speak concerning Christ and His church." That Christ and His people should
be one—one as the head and the body—the vine and the branch—the
foundation and the house—is indeed a wondrous truth. We cannot
understand how it is; and yet so many, palpable, and gracious are the
blessings flowing from it, we dare not reject it. All that a believer is, as a living
soul, he is from a vital union with Christ. As the body without the soul is dead,
so is a sinner morally dead without union to Jesus. Not only His life, but his
fruitfulness is derived from this source. All the "beauties of holiness" that
adorn his character, spring from the vital principle which his engrafting into
Christ produces. He is skillful to fight, strong to overcome, patient to endure,
meek to suffer, and wise to walk, as he lives on Christ for the grace of
sanctification. "Without me you can do nothing." Is it not indeed a mystery that
I should so be one with Christ, that all that He is becomes mine, and all that I
am becomes His. His glory mine, my humiliation His; His righteousness mine,
my guilt His; His joy mine, my sorrow His. Mine His riches, His my poverty;
mine His life, His my death; mine His heaven, His my hell? The daily walk of
faith is a continuous development of the wonders of this wondrous truth. That
in traveling to Him empty, I should return from Him full. That in going to him
weak, I should come away from Him strong. That in bending my steps to Him,
in all darkness, perplexity, and grief, I should retrace them all light, and joy,

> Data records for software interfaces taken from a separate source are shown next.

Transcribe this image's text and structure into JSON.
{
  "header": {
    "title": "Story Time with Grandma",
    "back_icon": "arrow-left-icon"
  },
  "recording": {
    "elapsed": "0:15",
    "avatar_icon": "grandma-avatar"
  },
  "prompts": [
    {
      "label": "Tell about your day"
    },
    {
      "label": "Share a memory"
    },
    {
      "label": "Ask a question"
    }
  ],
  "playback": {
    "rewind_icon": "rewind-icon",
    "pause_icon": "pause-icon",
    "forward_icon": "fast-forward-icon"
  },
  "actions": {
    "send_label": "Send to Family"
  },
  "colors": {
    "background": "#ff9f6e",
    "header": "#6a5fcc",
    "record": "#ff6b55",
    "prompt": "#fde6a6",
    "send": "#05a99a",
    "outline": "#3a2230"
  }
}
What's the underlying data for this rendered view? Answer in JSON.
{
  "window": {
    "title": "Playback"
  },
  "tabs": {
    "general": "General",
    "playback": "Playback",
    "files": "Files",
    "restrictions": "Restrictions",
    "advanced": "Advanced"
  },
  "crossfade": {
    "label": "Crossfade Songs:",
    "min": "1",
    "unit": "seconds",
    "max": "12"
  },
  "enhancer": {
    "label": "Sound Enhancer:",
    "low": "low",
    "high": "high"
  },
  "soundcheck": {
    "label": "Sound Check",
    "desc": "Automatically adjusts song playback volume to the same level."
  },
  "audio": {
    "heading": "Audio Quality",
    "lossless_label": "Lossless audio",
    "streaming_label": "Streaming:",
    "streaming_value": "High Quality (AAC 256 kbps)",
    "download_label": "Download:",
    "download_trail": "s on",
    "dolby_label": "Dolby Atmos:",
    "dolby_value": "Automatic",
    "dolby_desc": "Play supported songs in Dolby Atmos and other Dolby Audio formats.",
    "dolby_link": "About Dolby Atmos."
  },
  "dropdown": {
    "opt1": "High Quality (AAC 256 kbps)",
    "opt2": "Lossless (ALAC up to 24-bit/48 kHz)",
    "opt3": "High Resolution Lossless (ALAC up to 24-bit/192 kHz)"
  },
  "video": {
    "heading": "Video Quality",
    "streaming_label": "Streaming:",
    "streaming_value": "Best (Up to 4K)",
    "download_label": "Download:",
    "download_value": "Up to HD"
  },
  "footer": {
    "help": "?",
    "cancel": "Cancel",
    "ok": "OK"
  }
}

and gladness. Why marvel at this mystery of the life of faith? My oneness with
Jesus explains it. - Octavius Winslow